Part of the Blogging for Grasshoppers series

So you’re starting a blog.

Image: Vienze Ziction via Flickr, CC 2.0

Congrats! I know that’s a big step to take, and it can be frightening. You probably have all sorts of questions, like:

How will you keep it populated with good content?

Who’s going to pay attention?

And more.

Of course, knowing why you’re going to blog is a good thing, since it will guide you on content and so on.

But even if you’re using your blog literally as an online diary (and let’s not forget that’s how blogs originated), its name is something you want to be happy with.

Because it will probably stay with you for a long time, right?

Now that

it’s past the two year mark since this blog went live, here are some of the things I’ve learned, that I wanted to share with you.

1. What’s in a name?

Now that you’ve decided you’re going to start a blog, you have to figure out what to call it. At first I wanted to have “public relations” or “communication” in my blog’s title.

So I wrote down as many titles as I could think of using several permutations and combinations of those words.

But when I Googled for blogs dealing with these subjects, every single one of the ideas I had was already taken.

Guk. What to do?

I’ve always liked the phrase to “wax lyrical” about something. But it struck me as being a little presumptuous to declare that everything I wrote would be “lyrical.”

So I went with the opposite. It had a ring to it that I like, even though the title itself really doesn’t have anything to do with what I do.

But in a way, it has everything to do with what I do. Because I “wax unlyrical” every day when I’m working, writing, blogging, talking…

I wasn’t sure, though. I continued trying to come up with alternatives, but kept coming back to “Waxing UnLyrical.”

There was just something about it.

So I did what anyone sitting on a fence would do; I reached out to a couple of folks I trusted – Lisa Hoffmann, who had shown me great kindness on Twitter though I hadn’t met her IRL at the time, and Robin Lane, a dear friend of mine IRL.

They both loved it, and one of them told me that if I didn’t use that name, she was going to.

Nothing like an ultimatum to get you going.

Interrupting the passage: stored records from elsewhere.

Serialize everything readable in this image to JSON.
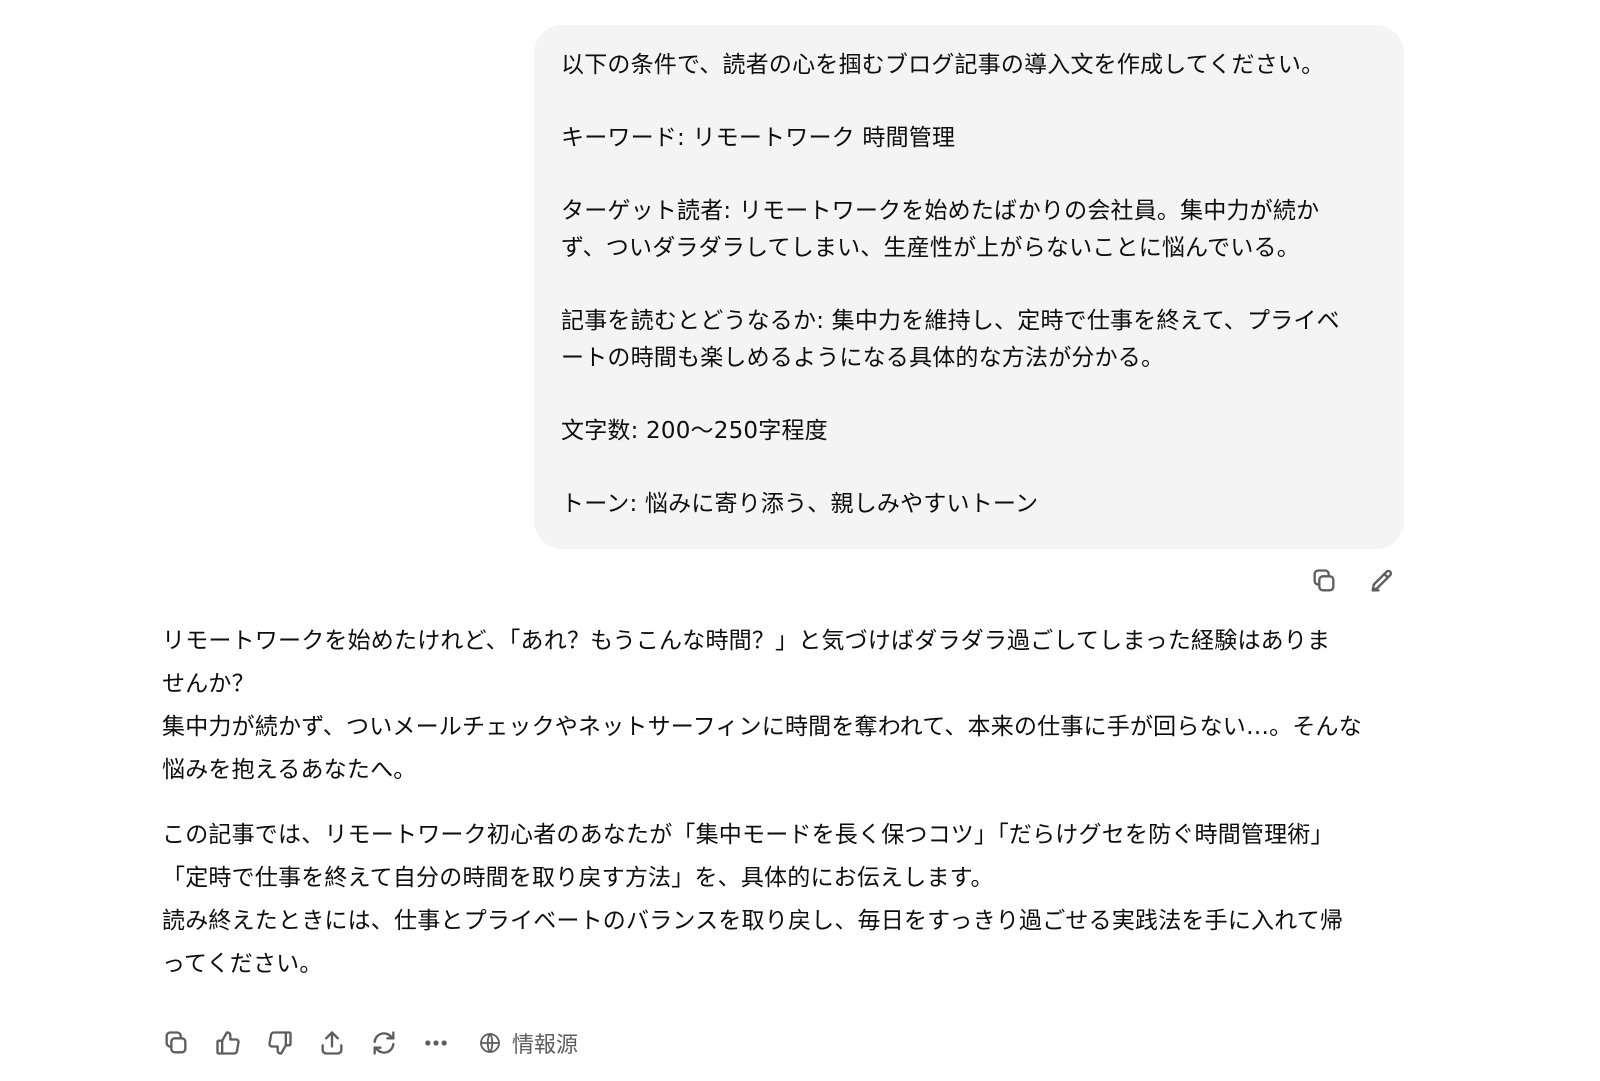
{
  "user_message": {
    "paragraphs": [
      [
        "以下の条件で、読者の心を掴むブログ記事の導入文を作成してください。"
      ],
      [
        "キーワード: リモートワーク 時間管理"
      ],
      [
        "ターゲット読者: リモートワークを始めたばかりの会社員。集中力が続か",
        "ず、ついダラダラしてしまい、生産性が上がらないことに悩んでいる。"
      ],
      [
        "記事を読むとどうなるか: 集中力を維持し、定時で仕事を終えて、プライベ",
        "ートの時間も楽しめるようになる具体的な方法が分かる。"
      ],
      [
        "文字数: 200～250字程度"
      ],
      [
        "トーン: 悩みに寄り添う、親しみやすいトーン"
      ]
    ],
    "actions": [
      {
        "name": "copy-button",
        "icon": "copy-icon"
      },
      {
        "name": "edit-button",
        "icon": "pencil-icon"
      }
    ]
  },
  "assistant_message": {
    "paragraphs": [
      [
        "リモートワークを始めたけれど、「あれ？もうこんな時間？」と気づけばダラダラ過ごしてしまった経験はありま",
        "せんか？",
        "集中力が続かず、ついメールチェックやネットサーフィンに時間を奪われて、本来の仕事に手が回らない…。そんな",
        "悩みを抱えるあなたへ。"
      ],
      [
        "この記事では、リモートワーク初心者のあなたが「集中モードを長く保つコツ」「だらけグセを防ぐ時間管理術」",
        "「定時で仕事を終えて自分の時間を取り戻す方法」を、具体的にお伝えします。",
        "読み終えたときには、仕事とプライベートのバランスを取り戻し、毎日をすっきり過ごせる実践法を手に入れて帰",
        "ってください。"
      ]
    ],
    "actions": [
      {
        "name": "copy-button",
        "icon": "copy-icon"
      },
      {
        "name": "thumbs-up-button",
        "icon": "thumbs-up-icon"
      },
      {
        "name": "thumbs-down-button",
        "icon": "thumbs-down-icon"
      },
      {
        "name": "share-button",
        "icon": "share-icon"
      },
      {
        "name": "regenerate-button",
        "icon": "refresh-icon"
      },
      {
        "name": "more-button",
        "icon": "ellipsis-icon"
      }
    ],
    "sources_label": "情報源"
  },
  "colors": {
    "user_bubble_bg": "#f4f4f4",
    "icon": "#5d5d5d",
    "text": "#0d0d0d"
  }
}
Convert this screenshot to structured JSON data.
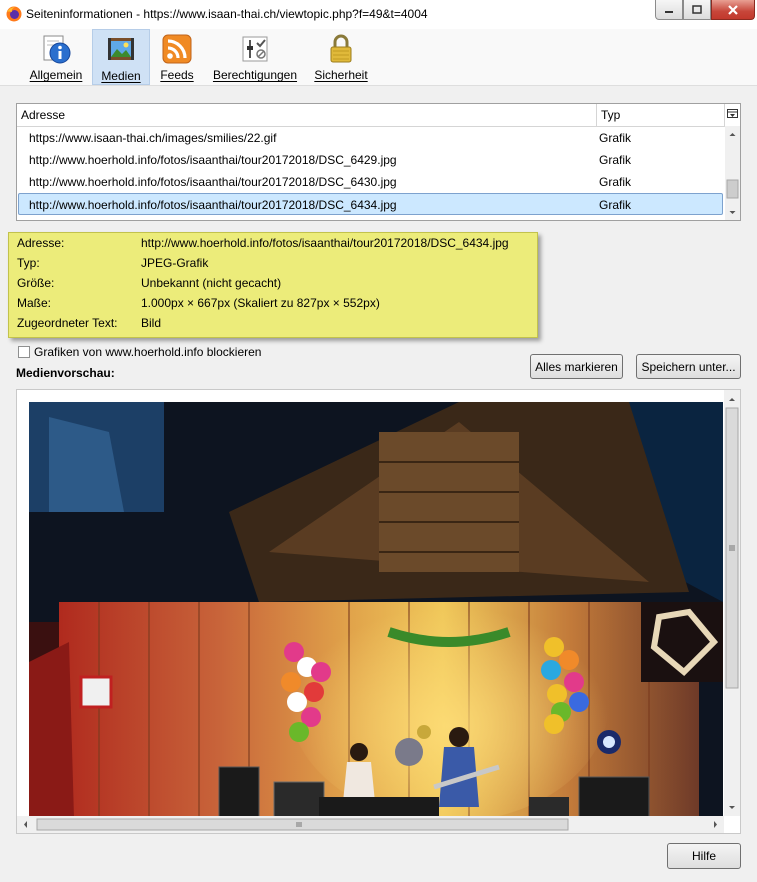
{
  "window": {
    "title": "Seiteninformationen - https://www.isaan-thai.ch/viewtopic.php?f=49&t=4004"
  },
  "tabs": [
    {
      "label": "Allgemein",
      "icon": "info-icon"
    },
    {
      "label": "Medien",
      "icon": "media-icon",
      "selected": true
    },
    {
      "label": "Feeds",
      "icon": "rss-feed-icon"
    },
    {
      "label": "Berechtigungen",
      "icon": "permissions-sliders-icon"
    },
    {
      "label": "Sicherheit",
      "icon": "padlock-icon"
    }
  ],
  "media_list": {
    "columns": {
      "address": "Adresse",
      "type": "Typ"
    },
    "rows": [
      {
        "address": "https://www.isaan-thai.ch/images/smilies/22.gif",
        "type": "Grafik"
      },
      {
        "address": "http://www.hoerhold.info/fotos/isaanthai/tour20172018/DSC_6429.jpg",
        "type": "Grafik"
      },
      {
        "address": "http://www.hoerhold.info/fotos/isaanthai/tour20172018/DSC_6430.jpg",
        "type": "Grafik"
      },
      {
        "address": "http://www.hoerhold.info/fotos/isaanthai/tour20172018/DSC_6434.jpg",
        "type": "Grafik",
        "selected": true
      }
    ]
  },
  "info": {
    "rows": [
      {
        "label": "Adresse:",
        "value": "http://www.hoerhold.info/fotos/isaanthai/tour20172018/DSC_6434.jpg"
      },
      {
        "label": "Typ:",
        "value": "JPEG-Grafik"
      },
      {
        "label": "Größe:",
        "value": "Unbekannt (nicht gecacht)"
      },
      {
        "label": "Maße:",
        "value": "1.000px × 667px (Skaliert zu 827px × 552px)"
      },
      {
        "label": "Zugeordneter Text:",
        "value": "Bild"
      }
    ]
  },
  "block_checkbox": {
    "label": "Grafiken von www.hoerhold.info blockieren",
    "checked": false
  },
  "preview": {
    "label": "Medienvorschau:"
  },
  "buttons": {
    "select_all": "Alles markieren",
    "save_as": "Speichern unter...",
    "help": "Hilfe"
  },
  "colors": {
    "selected_row": "#cce8ff",
    "info_bg": "#ecec7a",
    "tab_selected": "#cfe1f5"
  }
}
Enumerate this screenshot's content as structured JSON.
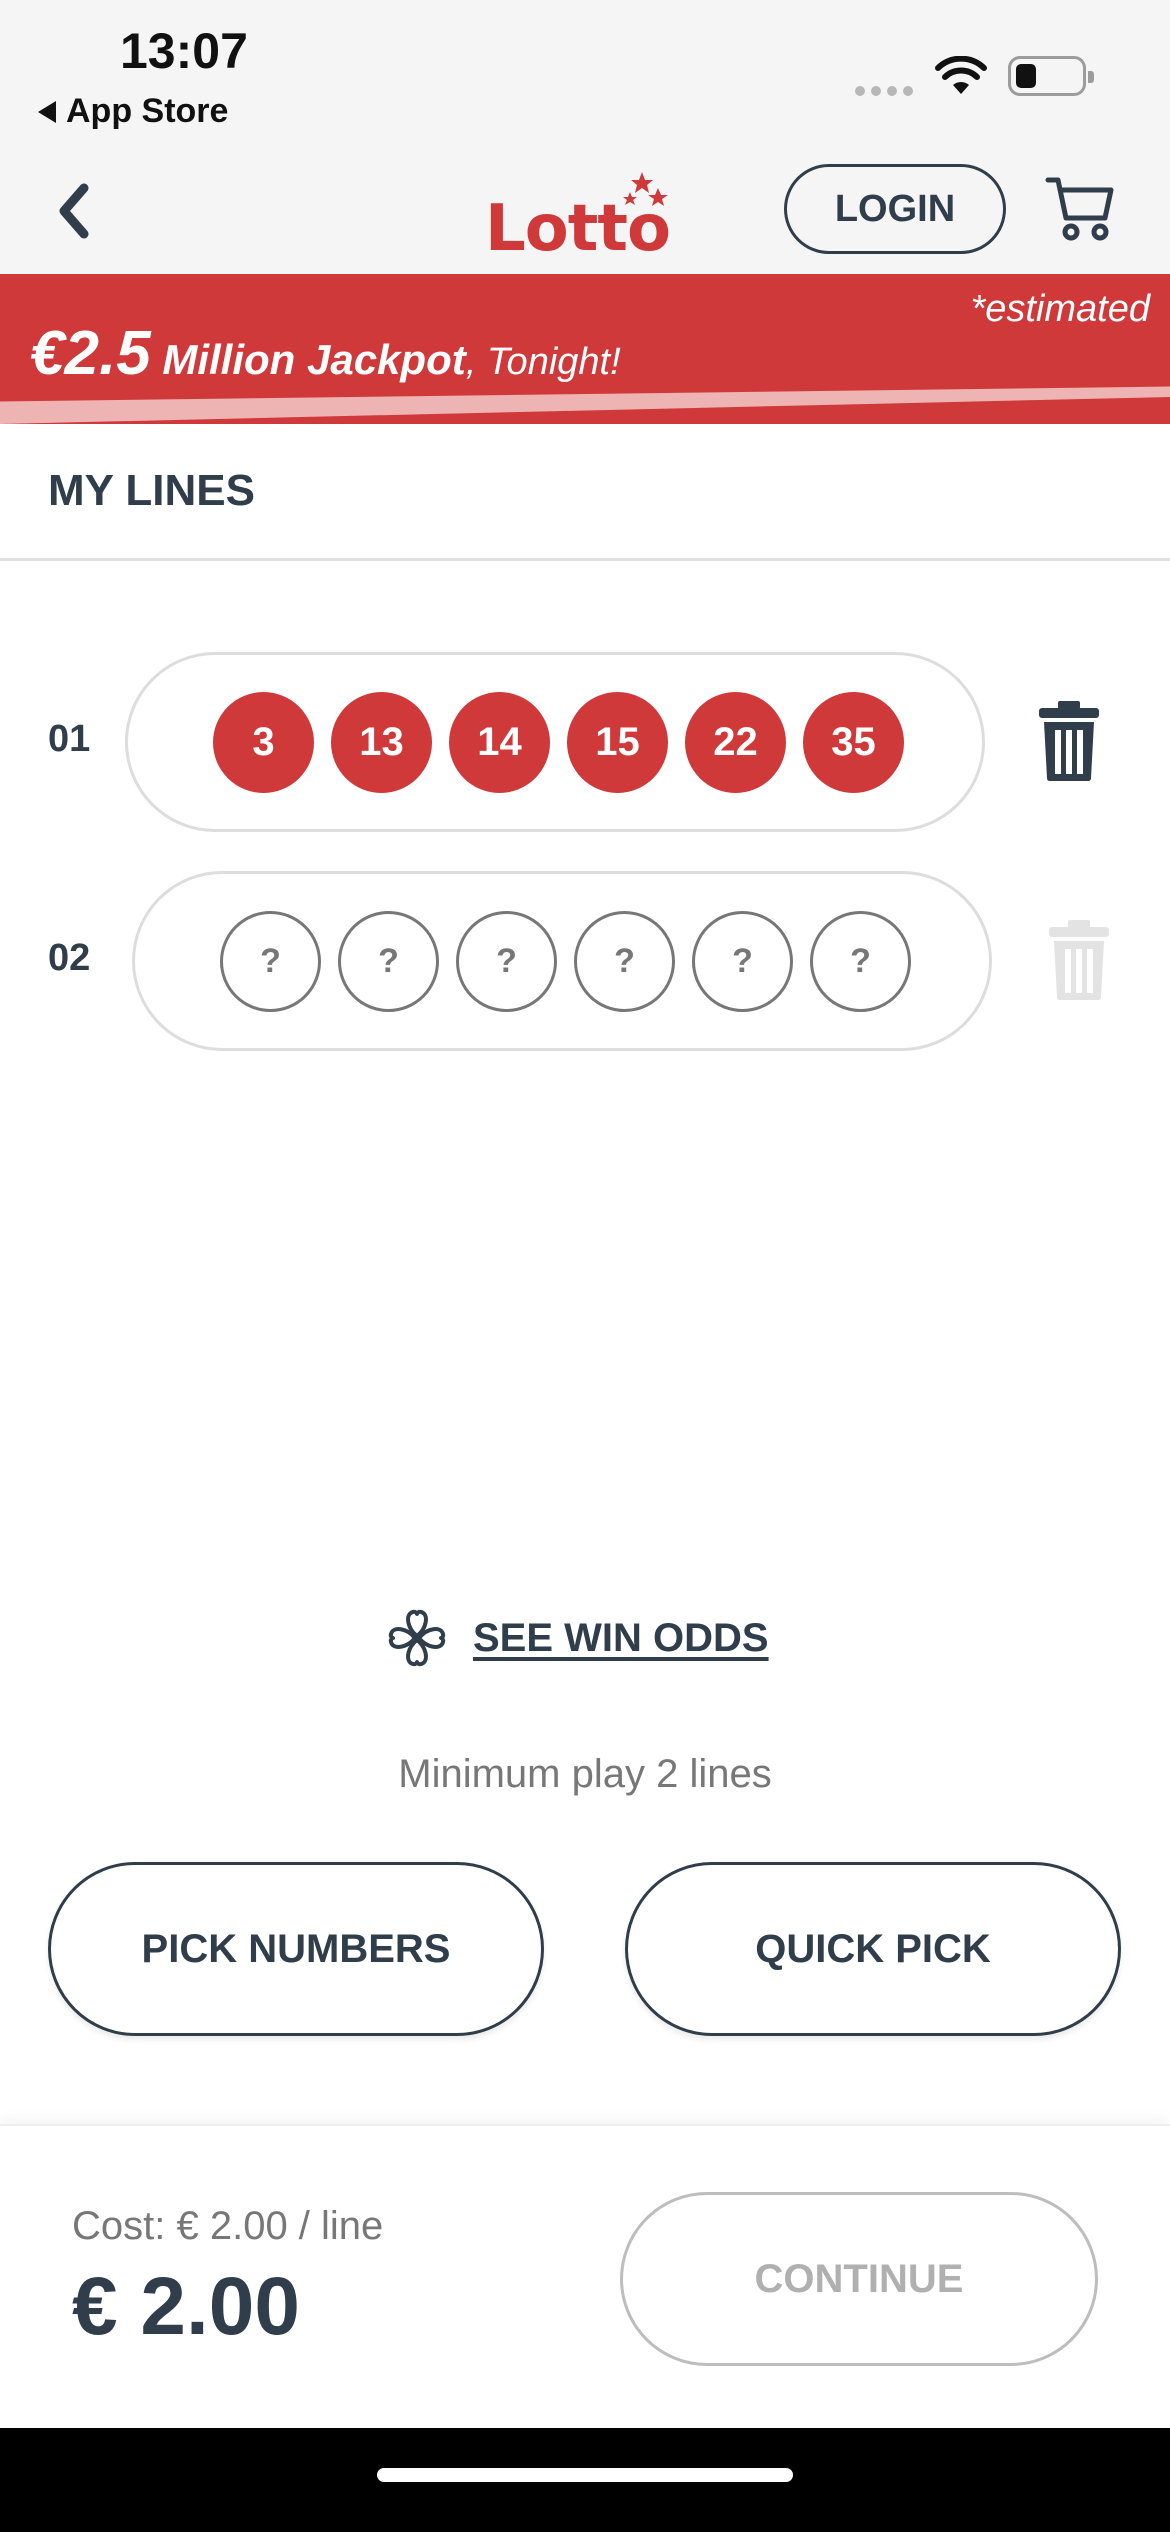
{
  "status_bar": {
    "time": "13:07",
    "back_app_label": "App Store"
  },
  "nav": {
    "logo_text": "Lotto",
    "login_label": "LOGIN"
  },
  "jackpot": {
    "estimated_note": "*estimated",
    "amount": "€2.5",
    "title": " Million Jackpot",
    "suffix": ", Tonight!"
  },
  "section": {
    "title": "MY LINES"
  },
  "lines": [
    {
      "number": "01",
      "balls": [
        "3",
        "13",
        "14",
        "15",
        "22",
        "35"
      ],
      "filled": true
    },
    {
      "number": "02",
      "balls": [
        "?",
        "?",
        "?",
        "?",
        "?",
        "?"
      ],
      "filled": false
    }
  ],
  "odds": {
    "label": "SEE WIN ODDS"
  },
  "play": {
    "minimum_text": "Minimum play 2 lines",
    "pick_numbers_label": "PICK NUMBERS",
    "quick_pick_label": "QUICK PICK"
  },
  "footer": {
    "cost_per_line": "Cost: € 2.00 / line",
    "total": "€ 2.00",
    "continue_label": "CONTINUE"
  },
  "colors": {
    "brand_red": "#d0393a",
    "text_dark": "#2f3e4a",
    "muted": "#777777",
    "disabled": "#b0b0b0"
  }
}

So Waxing UnLyrical came into being.

And you know what? People like it. It stands out, even if it’s a bit of a tongue-twister at first.

Yes, in the beginning I got tons of hair removal spam. C’est la vie.

2. Once you’ve named your blog, purchase the logical domain name, if it’s available.

In this case, for example, it’s Waxing UnLyrical [dot] com.

Certainly, there are free options to hosting, whether you’re using Blogger or WordPress, but there is nothing like owning your own space and name on the Web.

It makes you look more professional, and will save you a ton of hassle if, down the road, you decide to move to a self-hosted blog.

People like Seth Godin don’t have to care about this. But you and I do.

By hassle I mean transferring content (if that’s what you want to do), re-setting the whole thing, taking a hit in your search rankings, and so on.

If you’re feeling uber-confident or, rather, your wallet is, you could consider purchasing the .net and/or other iterations as well.

Then all you have to do is point the others to your main domain. This helps when people are searching for you/your blog.

3. Purchase your own domain name.

Many people don’t think of this. But in an era where we live so much of our lives online, it makes sense to “own” your own name online… at least at the domain level.

In my case, I use my “name” for my business site. But if I hadn’t set that up, I would still have purchased it and pointed it to WUL.

I just looked at my Google Analytics and currently, “shonali burke” is the second most used keyword that brings visitors to my blog.

(The keywords change over time, of course, but so far, my name has always been in the top five).

It’s also the top keyword for people visiting my business site.

Do this: see if you can find your name [dot] com online, if you haven’t already purchased the domain.

One of two things will happen:

  1. You’ll get an error message, saying your search engine couldn’t find it (which is good); or
  2. You’ll find it – and it belongs to someone else.

And that is great for the other person, but it kinda sucks for you.

Especially if what they’re blogging about/using the domain name for has absolutely nothing to do with what you do.

My $0.02 is to go ahead and purchase your domain name, if it hasn’t already been taken. Even if you don’t use it immediately, you have it in your back pocket to set up later on.

So, there you have it. Three things to keep in mind when setting up and naming your blog.

Did this help? What other tips do you have?

And you might find these useful as well: